Page and application data records

=-=-=-=-=

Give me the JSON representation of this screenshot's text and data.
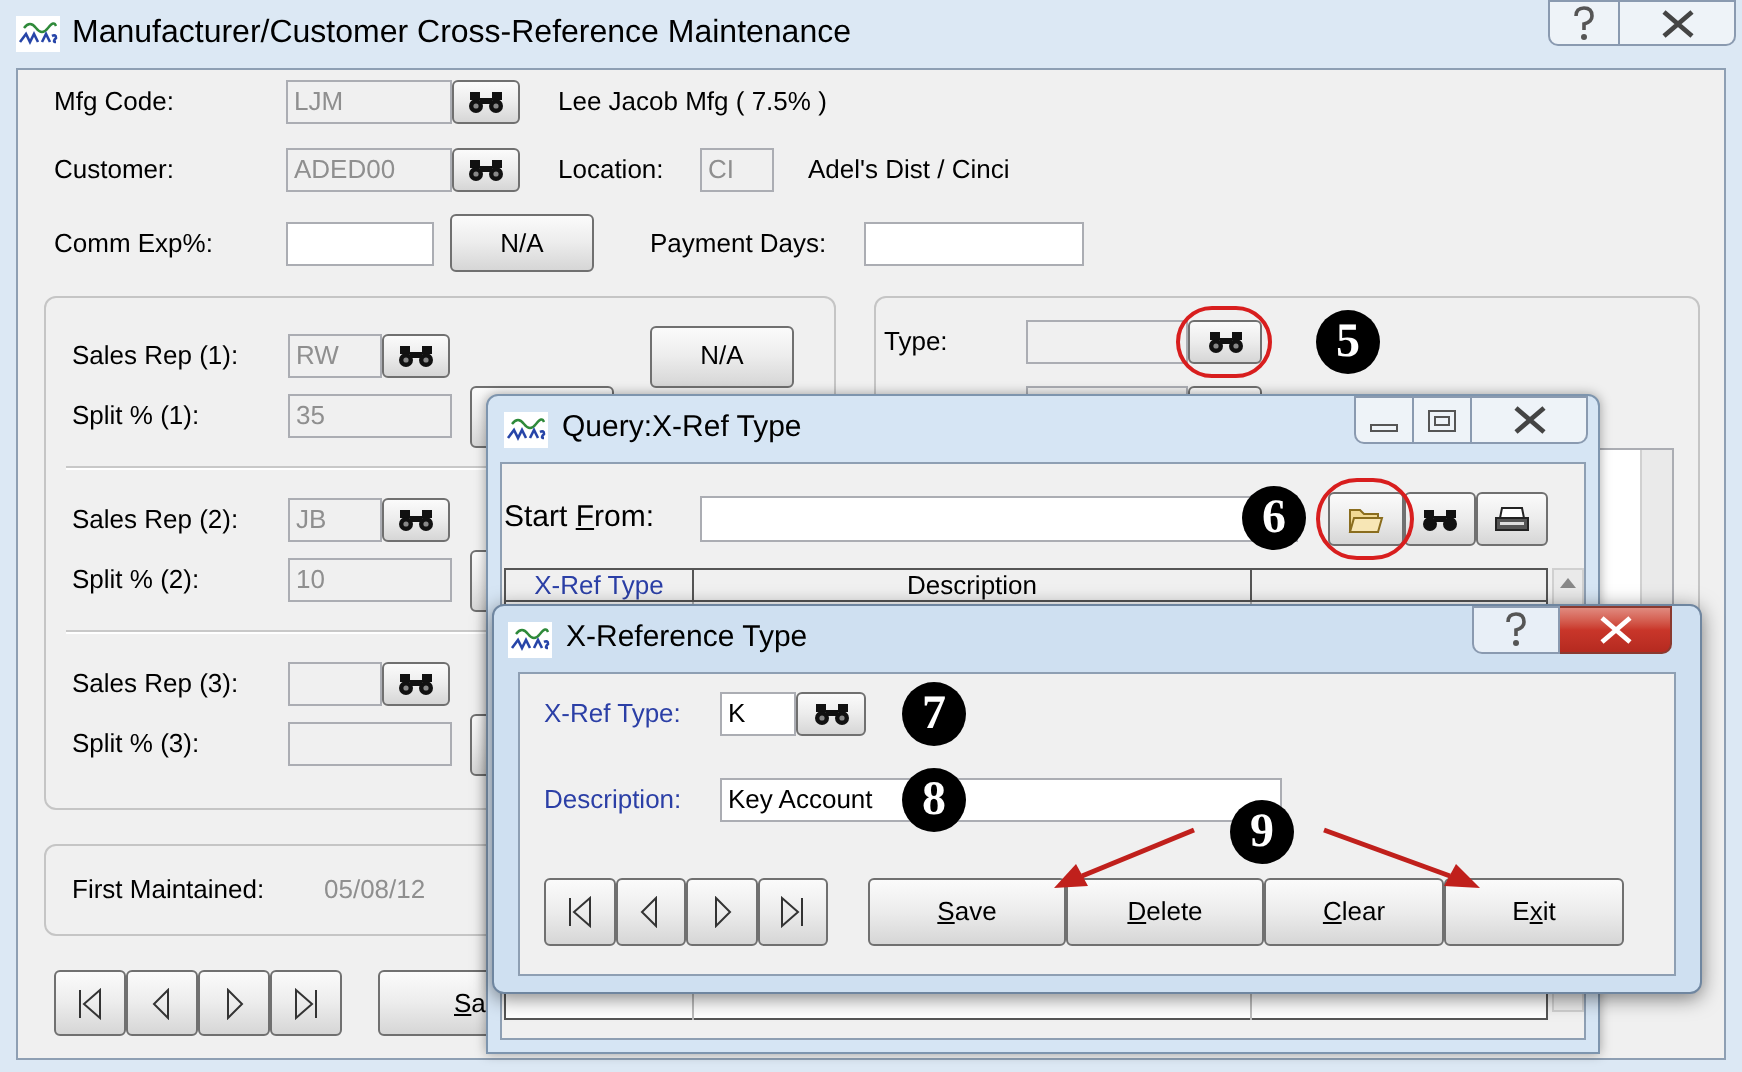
{
  "main_window": {
    "title": "Manufacturer/Customer Cross-Reference Maintenance",
    "mfg_code": {
      "label": "Mfg Code:",
      "value": "LJM",
      "disabled": true,
      "name": "Lee Jacob Mfg ( 7.5% )"
    },
    "customer": {
      "label": "Customer:",
      "value": "ADED00",
      "disabled": true
    },
    "location": {
      "label": "Location:",
      "value": "CI",
      "disabled": true,
      "name": "Adel's Dist / Cinci"
    },
    "comm_exp": {
      "label": "Comm Exp%:",
      "disabled": false,
      "button": "N/A"
    },
    "payment_days": {
      "label": "Payment Days:",
      "disabled": false
    },
    "sales_reps": [
      {
        "rep_label": "Sales Rep (1):",
        "rep": "RW",
        "split_label": "Split % (1):",
        "split": "35",
        "button": "N/A"
      },
      {
        "rep_label": "Sales Rep (2):",
        "rep": "JB",
        "split_label": "Split % (2):",
        "split": "10"
      },
      {
        "rep_label": "Sales Rep (3):",
        "split_label": "Split % (3):"
      }
    ],
    "type_panel": {
      "label": "Type:",
      "disabled": true,
      "highlighted": true,
      "marker": "5"
    },
    "first_maintained": {
      "label": "First Maintained:",
      "value": "05/08/12"
    },
    "save_button": {
      "key": "S",
      "post": "a"
    }
  },
  "query_window": {
    "title": "Query:X-Ref Type",
    "start_from": {
      "pre": "Start ",
      "key": "F",
      "post": "rom:"
    },
    "marker": "6",
    "folder_highlighted": true,
    "columns": [
      {
        "label": "X-Ref Type",
        "kind": "key"
      },
      {
        "label": "Description",
        "kind": "text"
      }
    ]
  },
  "xref_window": {
    "title": "X-Reference Type",
    "xref_type": {
      "label": "X-Ref Type:",
      "value": "K",
      "marker": "7"
    },
    "description": {
      "label": "Description:",
      "value": "Key Account",
      "marker": "8"
    },
    "buttons_marker": "9",
    "buttons": [
      {
        "key": "S",
        "post": "ave"
      },
      {
        "key": "D",
        "post": "elete"
      },
      {
        "key": "C",
        "post": "lear"
      },
      {
        "pre": "E",
        "key": "x",
        "post": "it"
      }
    ]
  }
}
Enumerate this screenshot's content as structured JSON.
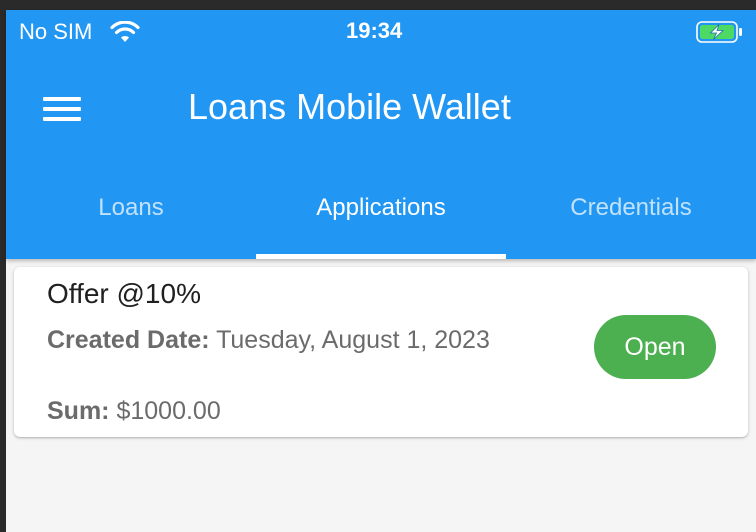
{
  "status_bar": {
    "carrier": "No SIM",
    "time": "19:34",
    "wifi_icon": "wifi-icon",
    "battery_icon": "battery-charging-icon"
  },
  "toolbar": {
    "menu_icon": "menu-icon",
    "title": "Loans Mobile Wallet"
  },
  "tabs": [
    {
      "label": "Loans",
      "active": false
    },
    {
      "label": "Applications",
      "active": true
    },
    {
      "label": "Credentials",
      "active": false
    }
  ],
  "applications": [
    {
      "title": "Offer @10%",
      "created_label": "Created Date:",
      "created_value": "Tuesday, August 1, 2023",
      "sum_label": "Sum:",
      "sum_value": "$1000.00",
      "status": "Open"
    }
  ],
  "colors": {
    "primary": "#2196f3",
    "status_open": "#4caf50",
    "battery_fill": "#4cd964",
    "background": "#f5f5f5"
  }
}
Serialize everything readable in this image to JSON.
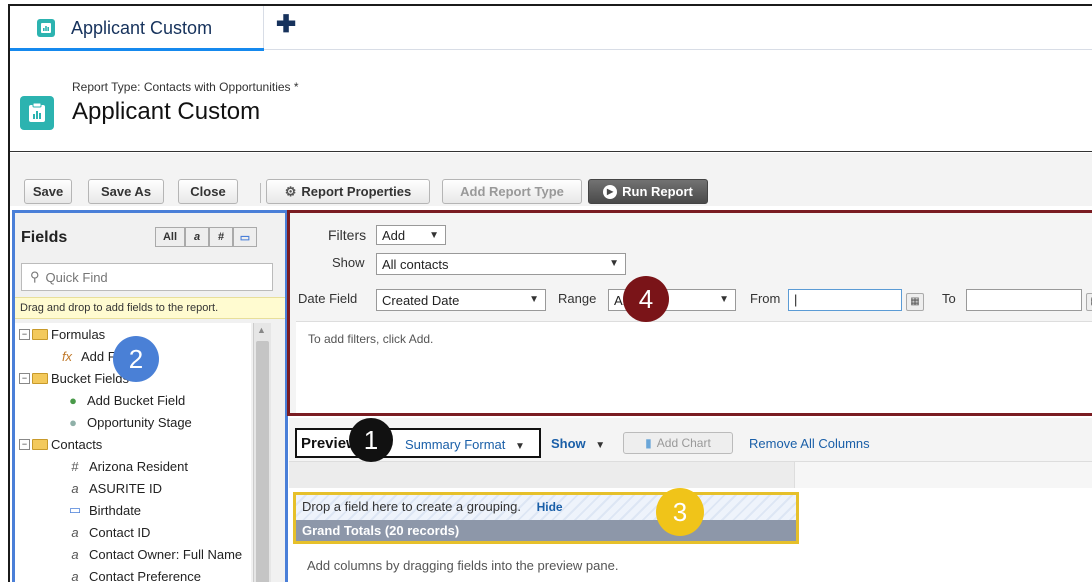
{
  "tabs": {
    "active_label": "Applicant Custom",
    "add_symbol": "✚"
  },
  "header": {
    "report_type": "Report Type: Contacts with Opportunities *",
    "title": "Applicant Custom"
  },
  "toolbar": {
    "save": "Save",
    "save_as": "Save As",
    "close": "Close",
    "report_properties": "Report Properties",
    "add_report_type": "Add Report Type",
    "run_report": "Run Report"
  },
  "fields": {
    "title": "Fields",
    "filter_all": "All",
    "filter_text": "a",
    "filter_number": "#",
    "filter_date": "▭",
    "quick_find_placeholder": "Quick Find",
    "drag_hint": "Drag and drop to add fields to the report.",
    "tree": {
      "formulas": "Formulas",
      "add_formula": "Add Formula",
      "bucket_fields": "Bucket Fields",
      "add_bucket_field": "Add Bucket Field",
      "opportunity_stage": "Opportunity Stage",
      "contacts": "Contacts",
      "arizona_resident": "Arizona Resident",
      "asurite_id": "ASURITE ID",
      "birthdate": "Birthdate",
      "contact_id": "Contact ID",
      "contact_owner": "Contact Owner: Full Name",
      "contact_preference": "Contact Preference"
    }
  },
  "filters": {
    "label": "Filters",
    "add_label": "Add",
    "show_label": "Show",
    "show_value": "All contacts",
    "date_field_label": "Date Field",
    "date_field_value": "Created Date",
    "range_label": "Range",
    "range_value": "All Time",
    "from_label": "From",
    "from_value": "|",
    "to_label": "To",
    "empty_hint": "To add filters, click Add."
  },
  "preview": {
    "label": "Preview",
    "format": "Summary Format",
    "show": "Show",
    "add_chart": "Add Chart",
    "remove_all": "Remove All Columns",
    "drop_hint": "Drop a field here to create a grouping.",
    "hide": "Hide",
    "grand_totals": "Grand Totals (20 records)",
    "add_columns_hint": "Add columns by dragging fields into the preview pane."
  },
  "callouts": {
    "one": "1",
    "two": "2",
    "three": "3",
    "four": "4"
  },
  "colors": {
    "accent_teal": "#2cb3b0",
    "fields_border": "#4a7fd8",
    "filters_border": "#7a1c22",
    "preview_border": "#111111",
    "grouping_border": "#e6c02a",
    "callout_1": "#111111",
    "callout_2": "#4a80d6",
    "callout_3": "#f0c419",
    "callout_4": "#7a1418"
  }
}
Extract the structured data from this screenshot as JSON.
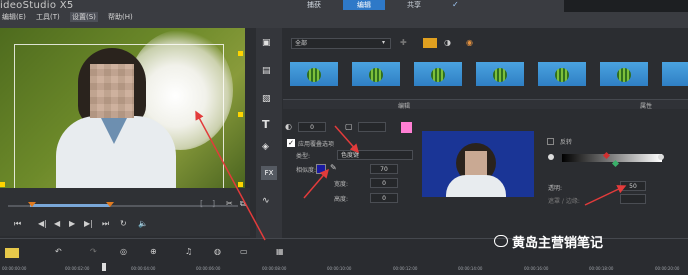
{
  "app": {
    "title": "ideoStudio X5"
  },
  "menu": {
    "items": [
      "编辑(E)",
      "工具(T)",
      "设置(S)",
      "帮助(H)"
    ]
  },
  "steps": {
    "tabs": [
      "捕获",
      "编辑",
      "共享"
    ],
    "active": 1
  },
  "preview": {
    "controls": [
      "⏮",
      "◀|",
      "◀",
      "▶",
      "▶|",
      "⏭",
      "↻",
      "🔈"
    ],
    "trim_labels": [
      "[",
      "]"
    ]
  },
  "library": {
    "category_select": "全部",
    "thumb_count": 7
  },
  "sections": {
    "left": "编辑",
    "right": "属性"
  },
  "overlay": {
    "frame_value": "0",
    "checkbox_label": "应用覆叠选项",
    "type_label": "类型:",
    "type_value": "色度键",
    "similarity_label": "相似度:",
    "similarity_value": "70",
    "width_label": "宽度:",
    "width_value": "0",
    "height_label": "高度:",
    "height_value": "0"
  },
  "mask": {
    "checkbox_label": "反转",
    "opacity_label": "透明:",
    "opacity_value": "50",
    "gradient_label": "遮罩 / 边缘:"
  },
  "timeline": {
    "ticks": [
      "00:00:00:00",
      "00:00:02:00",
      "00:00:04:00",
      "00:00:06:00",
      "00:00:08:00",
      "00:00:10:00",
      "00:00:12:00",
      "00:00:14:00",
      "00:00:16:00",
      "00:00:18:00",
      "00:00:20:00",
      "00:00:22:00"
    ]
  },
  "watermark": {
    "text": "黄岛主营销笔记"
  },
  "colors": {
    "accent": "#2e79c8",
    "arrow": "#e23b3b",
    "key_color": "#1a1aa0",
    "pink": "#ff7fd4"
  }
}
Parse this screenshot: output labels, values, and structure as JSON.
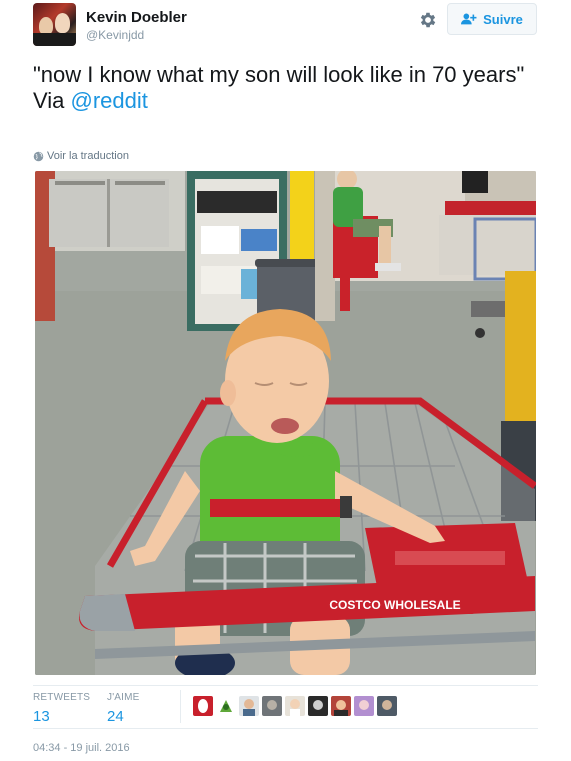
{
  "user": {
    "fullname": "Kevin Doebler",
    "handle": "@Kevinjdd",
    "follow_label": "Suivre"
  },
  "tweet": {
    "text_part1": "\"now I know what my son will look like in 70 years\"",
    "text_via": "Via ",
    "mention": "@reddit",
    "translate_label": "Voir la traduction"
  },
  "photo": {
    "sign_text": "COSTCO WHOLESALE"
  },
  "stats": {
    "retweets_label": "RETWEETS",
    "retweets_value": "13",
    "likes_label": "J'AIME",
    "likes_value": "24"
  },
  "likers": [
    "liker-1",
    "liker-2",
    "liker-3",
    "liker-4",
    "liker-5",
    "liker-6",
    "liker-7",
    "liker-8",
    "liker-9"
  ],
  "timestamp": "04:34 - 19 juil. 2016",
  "colors": {
    "link": "#1b95e0",
    "text": "#14171a",
    "muted": "#8899a6",
    "cart_red": "#c8202c",
    "shirt_green": "#64c23a"
  }
}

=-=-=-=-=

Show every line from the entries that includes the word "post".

      "post": "a"
      "post": "rom:"
        "post": "ave"
        "post": "elete"
        "post": "lear"
        "post": "it"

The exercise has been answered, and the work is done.